## [What you will do]
Would you please return every line from the listing that contains the word "JSON"?

## [Material for the task]
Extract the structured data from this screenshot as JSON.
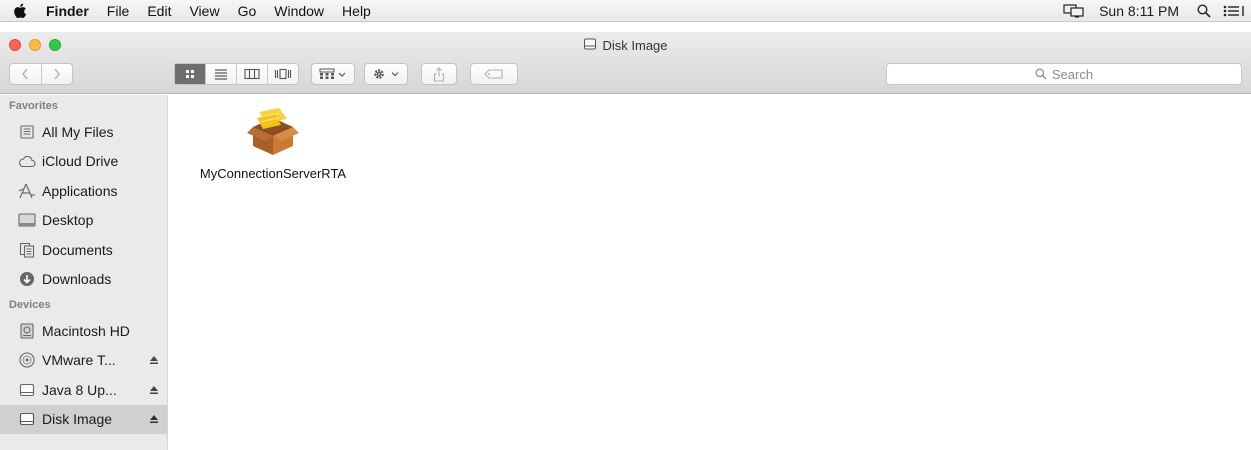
{
  "menubar": {
    "app": "Finder",
    "items": [
      "File",
      "Edit",
      "View",
      "Go",
      "Window",
      "Help"
    ],
    "clock": "Sun 8:11 PM",
    "icons": [
      "apple-icon",
      "display-icon",
      "spotlight-icon",
      "notification-center-icon"
    ]
  },
  "window": {
    "title": "Disk Image",
    "search_placeholder": "Search"
  },
  "sidebar": {
    "favorites_heading": "Favorites",
    "favorites": [
      {
        "label": "All My Files",
        "icon": "all-files-icon"
      },
      {
        "label": "iCloud Drive",
        "icon": "cloud-icon"
      },
      {
        "label": "Applications",
        "icon": "applications-icon"
      },
      {
        "label": "Desktop",
        "icon": "desktop-icon"
      },
      {
        "label": "Documents",
        "icon": "documents-icon"
      },
      {
        "label": "Downloads",
        "icon": "downloads-icon"
      }
    ],
    "devices_heading": "Devices",
    "devices": [
      {
        "label": "Macintosh HD",
        "icon": "hard-drive-icon"
      },
      {
        "label": "VMware T...",
        "icon": "disc-icon"
      },
      {
        "label": "Java 8 Up...",
        "icon": "disk-icon"
      },
      {
        "label": "Disk Image",
        "icon": "disk-icon"
      }
    ]
  },
  "content": {
    "files": [
      {
        "name": "MyConnectionServerRTA",
        "icon": "installer-package-icon"
      }
    ]
  }
}
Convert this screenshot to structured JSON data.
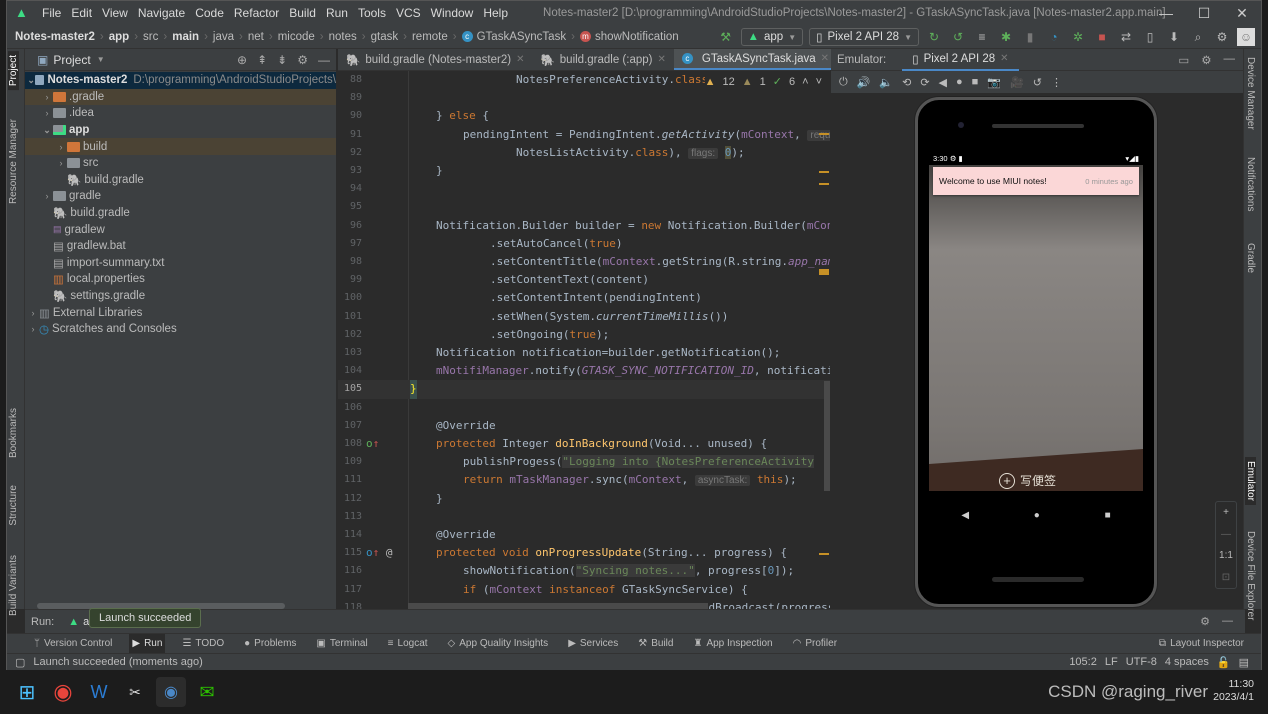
{
  "window": {
    "menu": [
      "File",
      "Edit",
      "View",
      "Navigate",
      "Code",
      "Refactor",
      "Build",
      "Run",
      "Tools",
      "VCS",
      "Window",
      "Help"
    ],
    "title": "Notes-master2 [D:\\programming\\AndroidStudioProjects\\Notes-master2] - GTaskASyncTask.java [Notes-master2.app.main]",
    "controls": {
      "minimize": "—",
      "maximize": "☐",
      "close": "✕"
    }
  },
  "breadcrumb": [
    "Notes-master2",
    "app",
    "src",
    "main",
    "java",
    "net",
    "micode",
    "notes",
    "gtask",
    "remote",
    "GTaskASyncTask",
    "showNotification"
  ],
  "toolbar": {
    "run_config": "app",
    "device": "Pixel 2 API 28"
  },
  "left_stripe": {
    "project": "Project",
    "resource_manager": "Resource Manager",
    "bookmarks": "Bookmarks",
    "structure": "Structure",
    "build_variants": "Build Variants"
  },
  "right_stripe": {
    "device_manager": "Device Manager",
    "notifications": "Notifications",
    "gradle": "Gradle",
    "emulator": "Emulator",
    "device_file_explorer": "Device File Explorer"
  },
  "project": {
    "title": "Project",
    "tree": [
      {
        "label": "Notes-master2",
        "path": "D:\\programming\\AndroidStudioProjects\\"
      },
      {
        "label": ".gradle"
      },
      {
        "label": ".idea"
      },
      {
        "label": "app"
      },
      {
        "label": "build"
      },
      {
        "label": "src"
      },
      {
        "label": "build.gradle"
      },
      {
        "label": "gradle"
      },
      {
        "label": "build.gradle"
      },
      {
        "label": "gradlew"
      },
      {
        "label": "gradlew.bat"
      },
      {
        "label": "import-summary.txt"
      },
      {
        "label": "local.properties"
      },
      {
        "label": "settings.gradle"
      },
      {
        "label": "External Libraries"
      },
      {
        "label": "Scratches and Consoles"
      }
    ]
  },
  "editor": {
    "tabs": [
      "build.gradle (Notes-master2)",
      "build.gradle (:app)",
      "GTaskASyncTask.java"
    ],
    "inspections": {
      "warnings": "12",
      "weak_warnings": "1",
      "ok": "6"
    },
    "line_numbers": [
      "88",
      "89",
      "90",
      "91",
      "92",
      "93",
      "94",
      "95",
      "96",
      "97",
      "98",
      "99",
      "100",
      "101",
      "102",
      "103",
      "104",
      "105",
      "106",
      "107",
      "108",
      "109",
      "111",
      "112",
      "113",
      "114",
      "115",
      "116",
      "117",
      "118"
    ],
    "hints": {
      "flags": "flags:",
      "async_task": "asyncTask:",
      "requ": "requ"
    }
  },
  "emulator": {
    "label": "Emulator:",
    "tab": "Pixel 2 API 28",
    "phone": {
      "time": "3:30",
      "notification_title": "Welcome to use MIUI notes!",
      "notification_time": "0 minutes ago",
      "write_note": "写便签"
    },
    "zoom": {
      "in": "+",
      "out": "—",
      "actual": "1:1"
    }
  },
  "run": {
    "label": "Run:",
    "config": "a",
    "tooltip": "Launch succeeded"
  },
  "toolwindows": [
    "Version Control",
    "Run",
    "TODO",
    "Problems",
    "Terminal",
    "Logcat",
    "App Quality Insights",
    "Services",
    "Build",
    "App Inspection",
    "Profiler"
  ],
  "layout_inspector": "Layout Inspector",
  "status": {
    "message": "Launch succeeded (moments ago)",
    "position": "105:2",
    "line_sep": "LF",
    "encoding": "UTF-8",
    "indent": "4 spaces"
  },
  "taskbar": {
    "time": "11:30",
    "date": "2023/4/1",
    "watermark": "CSDN @raging_river"
  }
}
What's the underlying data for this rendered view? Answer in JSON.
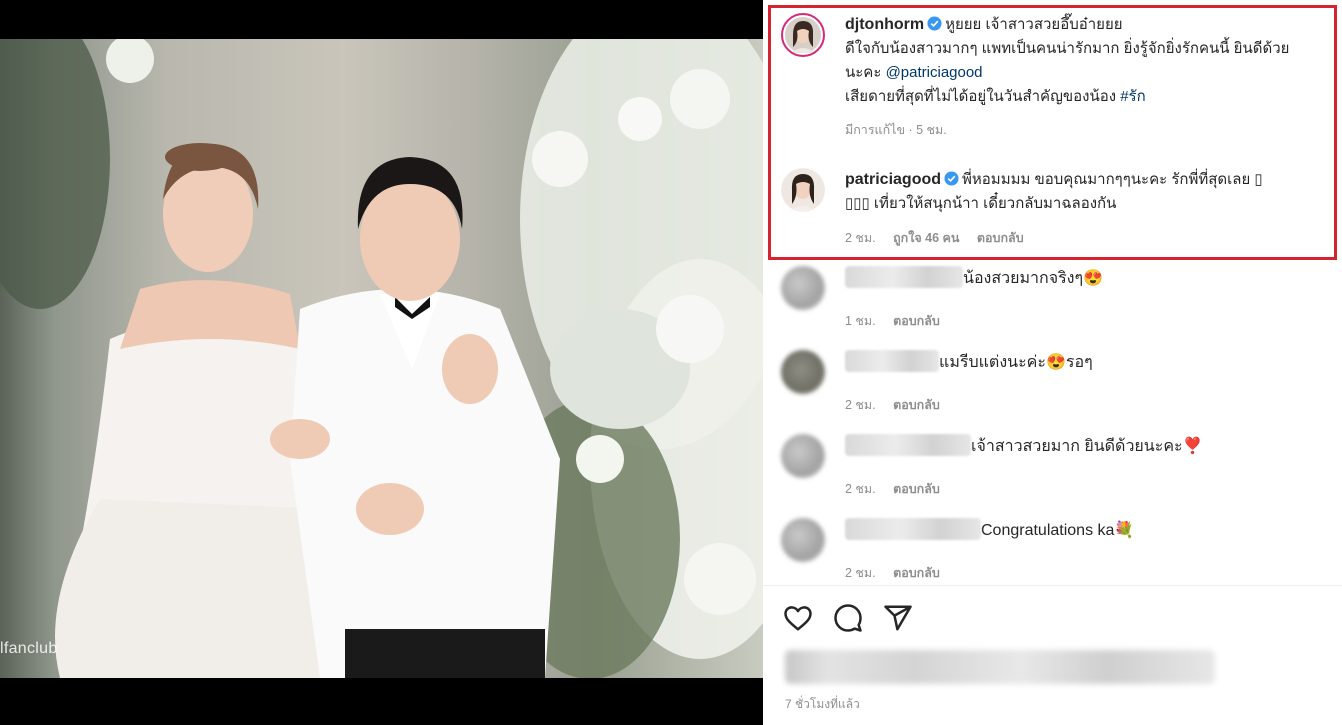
{
  "photo": {
    "watermark": "lfanclub"
  },
  "highlighted_comments": [
    {
      "username": "djtonhorm",
      "verified": true,
      "text_line1": "หูยยย เจ้าสาวสวยอึ๊บอ๋ายยย",
      "text_line2": "ดีใจกับน้องสาวมากๆ แพทเป็นคนน่ารักมาก ยิ่งรู้จักยิ่งรักคนนี้ ยินดีด้วย",
      "text_line3_prefix": "นะคะ ",
      "mention": "@patriciagood",
      "text_line4_prefix": "เสียดายที่สุดที่ไม่ได้อยู่ในวันสำคัญของน้อง ",
      "hashtag": "#รัก",
      "meta": "มีการแก้ไข · 5 ชม."
    },
    {
      "username": "patriciagood",
      "verified": true,
      "text_line1": "พี่หอมมมม ขอบคุณมากๆๆนะคะ รักพี่ที่สุดเลย ▯",
      "text_line2": "▯▯▯ เที่ยวให้สนุกน้าา เดี๋ยวกลับมาฉลองกัน",
      "meta_time": "2 ชม.",
      "meta_likes": "ถูกใจ 46 คน",
      "meta_reply": "ตอบกลับ"
    }
  ],
  "comments": [
    {
      "text": "น้องสวยมากจริงๆ😍",
      "time": "1 ชม.",
      "reply": "ตอบกลับ"
    },
    {
      "text": "แมรีบแต่งนะค่ะ😍รอๆ",
      "time": "2 ชม.",
      "reply": "ตอบกลับ"
    },
    {
      "text": "เจ้าสาวสวยมาก ยินดีด้วยนะคะ❣️",
      "time": "2 ชม.",
      "reply": "ตอบกลับ"
    },
    {
      "text": "Congratulations ka💐",
      "time": "2 ชม.",
      "reply": "ตอบกลับ"
    }
  ],
  "actions": {
    "like_icon": "heart-icon",
    "comment_icon": "comment-icon",
    "share_icon": "share-icon"
  },
  "post_time": "7 ชั่วโมงที่แล้ว",
  "colors": {
    "highlight_border": "#d6232f",
    "link": "#00376b",
    "verified": "#3897f0",
    "meta": "#8e8e8e"
  }
}
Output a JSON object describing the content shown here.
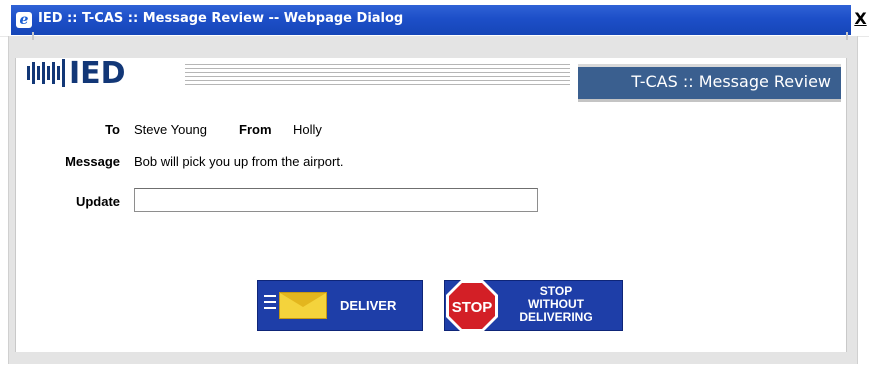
{
  "window": {
    "title": "IED :: T-CAS :: Message Review -- Webpage Dialog",
    "close_label": "X"
  },
  "header": {
    "logo_text": "IED",
    "section_title": "T-CAS :: Message Review"
  },
  "form": {
    "to_label": "To",
    "to_value": "Steve Young",
    "from_label": "From",
    "from_value": "Holly",
    "message_label": "Message",
    "message_value": "Bob will pick you up from the airport.",
    "update_label": "Update",
    "update_value": ""
  },
  "buttons": {
    "deliver_label": "DELIVER",
    "stop_sign_text": "STOP",
    "stop_line1": "STOP",
    "stop_line2": "WITHOUT",
    "stop_line3": "DELIVERING"
  },
  "colors": {
    "title_bar": "#1d4fc8",
    "header_tab": "#3a5f8f",
    "button_blue": "#1e3ea8",
    "stop_red": "#d31f26",
    "envelope_yellow": "#f4d33c"
  },
  "icons": [
    "ie-icon",
    "close-icon",
    "ied-logo",
    "envelope-icon",
    "stop-sign-icon"
  ]
}
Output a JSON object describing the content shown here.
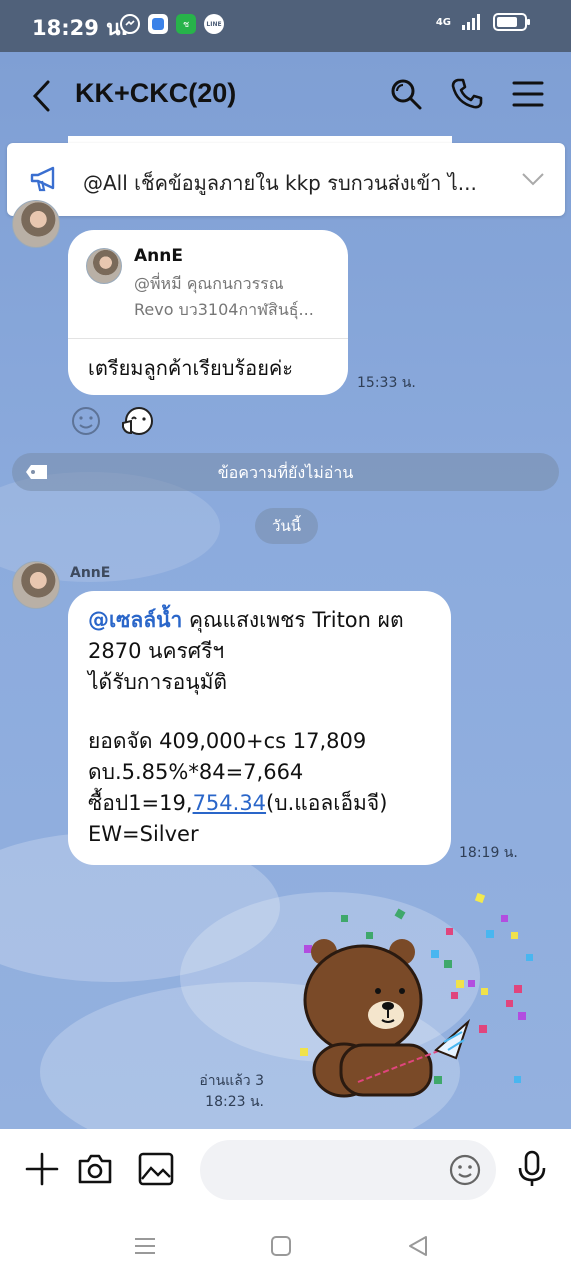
{
  "status": {
    "time": "18:29 น.",
    "network": "4G",
    "app_icons": [
      "messenger-icon",
      "file-icon",
      "app-icon",
      "line-icon"
    ]
  },
  "header": {
    "title": "KK+CKC(20)",
    "icons": [
      "back-icon",
      "search-icon",
      "phone-icon",
      "menu-icon"
    ]
  },
  "announcement": {
    "text": "@All  เช็คข้อมูลภายใน kkp รบกวนส่งเข้า ไ..."
  },
  "messages": [
    {
      "reply": {
        "name": "AnnE",
        "line1": "@พี่หมี คุณกนกวรรณ",
        "line2": "Revo บว3104กาฬสินธุ์..."
      },
      "text": "เตรียมลูกค้าเรียบร้อยค่ะ",
      "time": "15:33 น."
    },
    {
      "sender": "AnnE",
      "mention": "@เซลล์น้ำ",
      "line1_rest": " คุณแสงเพชร Triton ผต",
      "line2": "2870 นครศรีฯ",
      "line3": "ได้รับการอนุมัติ",
      "line4": "ยอดจัด 409,000+cs 17,809",
      "line5": "ดบ.5.85%*84=7,664",
      "line6_pre": "ซื้อป1=19,",
      "line6_link": "754.34",
      "line6_post": "(บ.แอลเอ็มจี)",
      "line7": "EW=Silver",
      "time": "18:19 น."
    }
  ],
  "unread_label": "ข้อความที่ยังไม่อ่าน",
  "date_label": "วันนี้",
  "sticker": {
    "read": "อ่านแล้ว 3",
    "time": "18:23 น.",
    "icon": "brown-bear-sticker"
  },
  "input": {
    "placeholder": "",
    "icons": [
      "plus-icon",
      "camera-icon",
      "image-icon",
      "emoji-icon",
      "mic-icon"
    ]
  },
  "colors": {
    "statusbar": "#50617a",
    "chat_background": "#8aa8db",
    "mention": "#2a66c9"
  }
}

## [Written answer]
Extract the structured data from this screenshot as JSON.
Convert this screenshot to structured JSON data.
What's the underlying data for this rendered view? Answer in JSON.
Output a JSON object describing the content shown here.
Output a JSON object describing the content shown here.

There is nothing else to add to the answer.